About this exercise:
Each record below is to be output unchanged, and any picture is to be dropped.

(Component data from apps and pages)
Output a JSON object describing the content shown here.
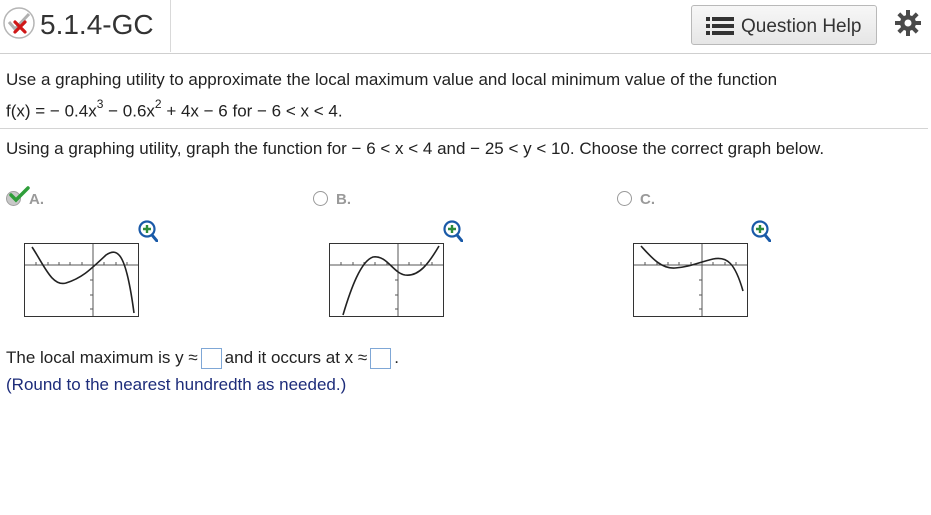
{
  "header": {
    "title": "5.1.4-GC",
    "help_label": "Question Help",
    "status_icon": "partial-credit-x-icon",
    "colors": {
      "check": "#2f9e3a",
      "x": "#d01818"
    }
  },
  "question": {
    "line1": "Use a graphing utility to approximate the local maximum value and local minimum value of the function",
    "func_a": "f(x) = − 0.4x",
    "exp1": "3",
    "func_b": " − 0.6x",
    "exp2": "2",
    "func_c": " + 4x − 6 for  − 6 < x < 4.",
    "line3": "Using a graphing utility, graph the function for  − 6 < x < 4 and  − 25 < y < 10. Choose the correct graph below."
  },
  "options": [
    {
      "letter": "A.",
      "selected": true
    },
    {
      "letter": "B.",
      "selected": false
    },
    {
      "letter": "C.",
      "selected": false
    }
  ],
  "answer": {
    "prefix": "The local maximum is y ≈",
    "middle": "and it occurs at x ≈",
    "suffix": ".",
    "hint": "(Round to the nearest hundredth as needed.)",
    "y_value": "",
    "x_value": ""
  }
}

Task answer:
Output a JSON object describing the content shown here.
{
  "header": {
    "title": "5.1.4-GC",
    "help_label": "Question Help",
    "status_icon": "partial-credit-x-icon",
    "colors": {
      "check": "#2f9e3a",
      "x": "#d01818"
    }
  },
  "question": {
    "line1": "Use a graphing utility to approximate the local maximum value and local minimum value of the function",
    "func_a": "f(x) = − 0.4x",
    "exp1": "3",
    "func_b": " − 0.6x",
    "exp2": "2",
    "func_c": " + 4x − 6 for  − 6 < x < 4.",
    "line3": "Using a graphing utility, graph the function for  − 6 < x < 4 and  − 25 < y < 10. Choose the correct graph below."
  },
  "options": [
    {
      "letter": "A.",
      "selected": true
    },
    {
      "letter": "B.",
      "selected": false
    },
    {
      "letter": "C.",
      "selected": false
    }
  ],
  "answer": {
    "prefix": "The local maximum is y ≈",
    "middle": "and it occurs at x ≈",
    "suffix": ".",
    "hint": "(Round to the nearest hundredth as needed.)",
    "y_value": "",
    "x_value": ""
  }
}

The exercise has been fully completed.